### WHAT YOU NEED TO DO:
Search the material for the string "décembre" and reply with how many lines contain it, nothing else.
*** ENTRIES SUPPLIED Section Begins ***
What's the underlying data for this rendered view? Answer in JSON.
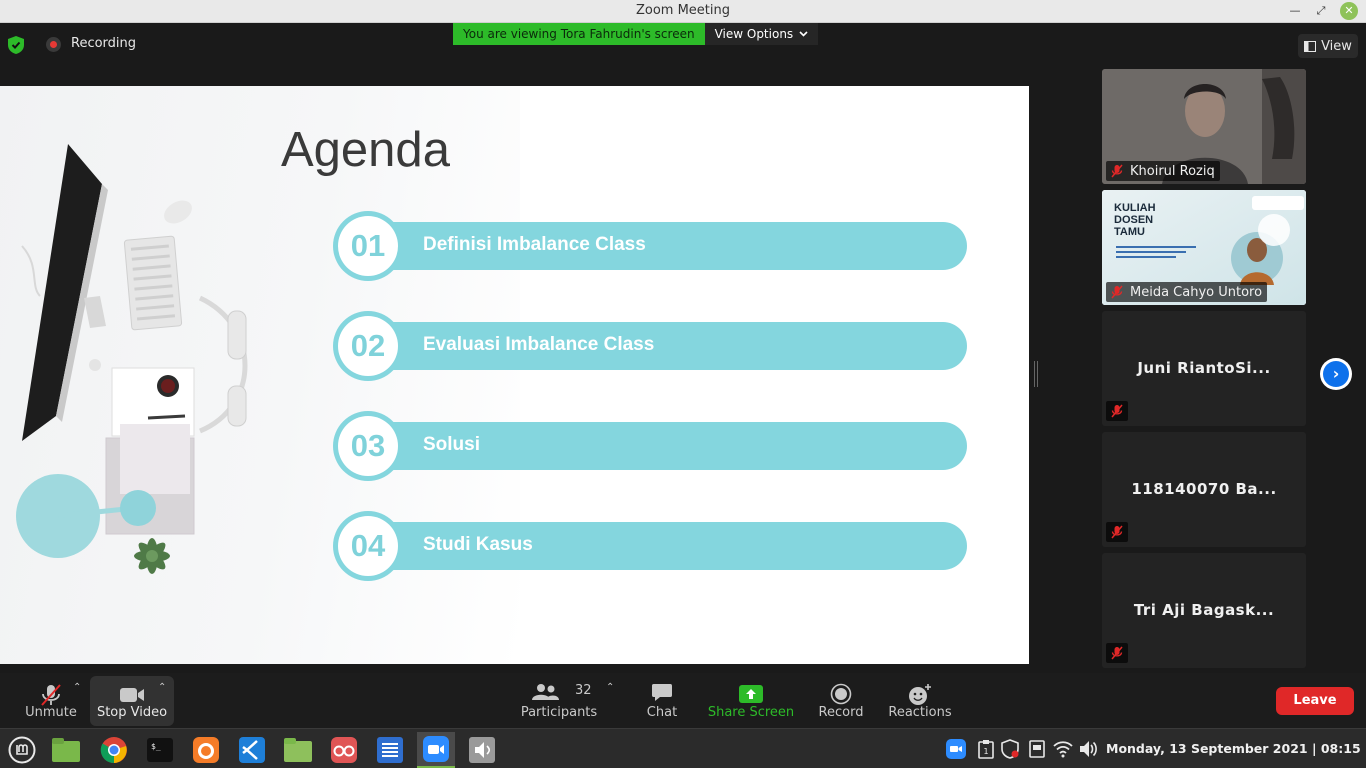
{
  "window": {
    "title": "Zoom Meeting"
  },
  "meeting": {
    "recording_label": "Recording",
    "viewing_text": "You are viewing Tora Fahrudin's screen",
    "view_options_label": "View Options",
    "view_label": "View"
  },
  "slide": {
    "title": "Agenda",
    "items": [
      {
        "number": "01",
        "label": "Definisi Imbalance Class"
      },
      {
        "number": "02",
        "label": "Evaluasi Imbalance Class"
      },
      {
        "number": "03",
        "label": "Solusi"
      },
      {
        "number": "04",
        "label": "Studi Kasus"
      }
    ],
    "accent_color": "#84d6de"
  },
  "participants_gallery": [
    {
      "name": "Khoirul Roziq",
      "video": true,
      "muted": true
    },
    {
      "name": "Meida Cahyo Untoro",
      "video": true,
      "muted": true,
      "video_text": {
        "line1": "KULIAH",
        "line2": "DOSEN",
        "line3": "TAMU"
      }
    },
    {
      "name": "Juni RiantoSi...",
      "video": false,
      "muted": true
    },
    {
      "name": "118140070 Ba...",
      "video": false,
      "muted": true
    },
    {
      "name": "Tri Aji Bagask...",
      "video": false,
      "muted": true
    }
  ],
  "controls": {
    "unmute_label": "Unmute",
    "stop_video_label": "Stop Video",
    "participants_label": "Participants",
    "participants_count": "32",
    "chat_label": "Chat",
    "share_screen_label": "Share Screen",
    "record_label": "Record",
    "reactions_label": "Reactions",
    "leave_label": "Leave"
  },
  "taskbar": {
    "apps": [
      "menu-icon",
      "files-icon",
      "chrome-icon",
      "terminal-icon",
      "firefox-icon",
      "vscode-icon",
      "folder-icon",
      "glasses-icon",
      "text-editor-icon",
      "zoom-icon",
      "sound-icon"
    ],
    "datetime": "Monday, 13 September 2021   |   08:15"
  },
  "colors": {
    "zoom_green": "#2dbb29",
    "leave_red": "#e02828",
    "zoom_blue": "#0e71eb"
  }
}
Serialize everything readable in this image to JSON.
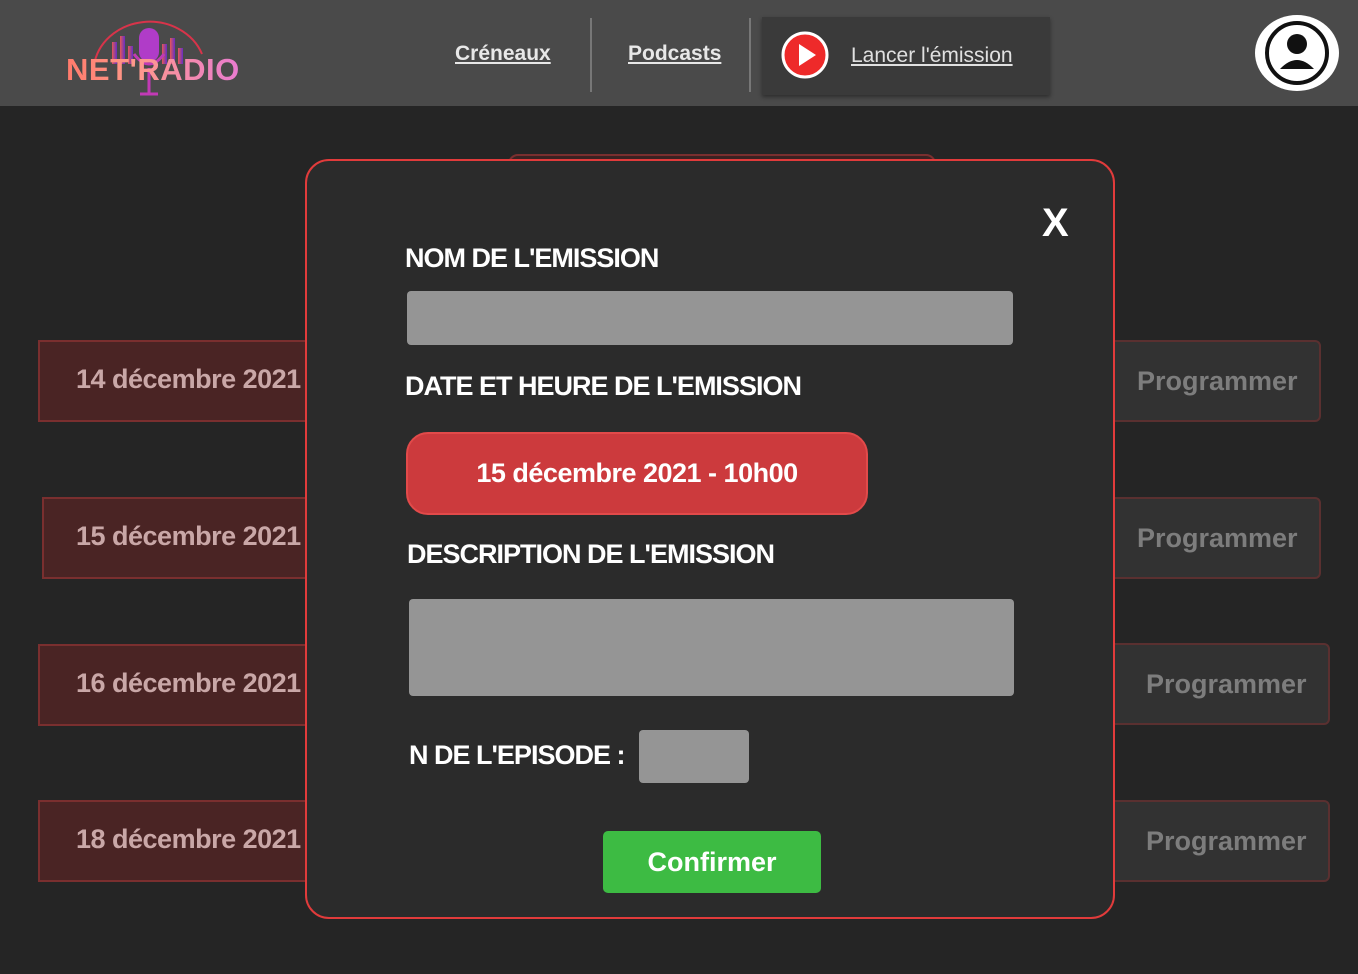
{
  "header": {
    "logo_text": "NET'RADIO",
    "nav": {
      "creneaux": "Créneaux",
      "podcasts": "Podcasts",
      "launch": "Lancer l'émission"
    }
  },
  "rows": [
    {
      "date": "14 décembre 2021",
      "action": "Programmer"
    },
    {
      "date": "15 décembre 2021",
      "action": "Programmer"
    },
    {
      "date": "16 décembre 2021",
      "action": "Programmer"
    },
    {
      "date": "18 décembre 2021",
      "action": "Programmer"
    }
  ],
  "modal": {
    "close": "X",
    "name_label": "NOM DE L'EMISSION",
    "name_value": "",
    "datetime_label": "DATE ET HEURE DE L'EMISSION",
    "datetime_value": "15 décembre 2021 - 10h00",
    "description_label": "DESCRIPTION DE L'EMISSION",
    "description_value": "",
    "episode_label": "N DE L'EPISODE :",
    "episode_value": "",
    "confirm": "Confirmer"
  },
  "colors": {
    "accent_red": "#e13b3b",
    "date_pill": "#cc3a3d",
    "confirm_green": "#3dbb43",
    "header_bg": "#4a4a4a",
    "page_bg": "#252525"
  },
  "icons": {
    "play": "play-circle-icon",
    "user": "user-avatar-icon",
    "logo_mic": "microphone-icon"
  }
}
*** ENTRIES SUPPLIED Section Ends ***
### EXPECTED ANSWER:
5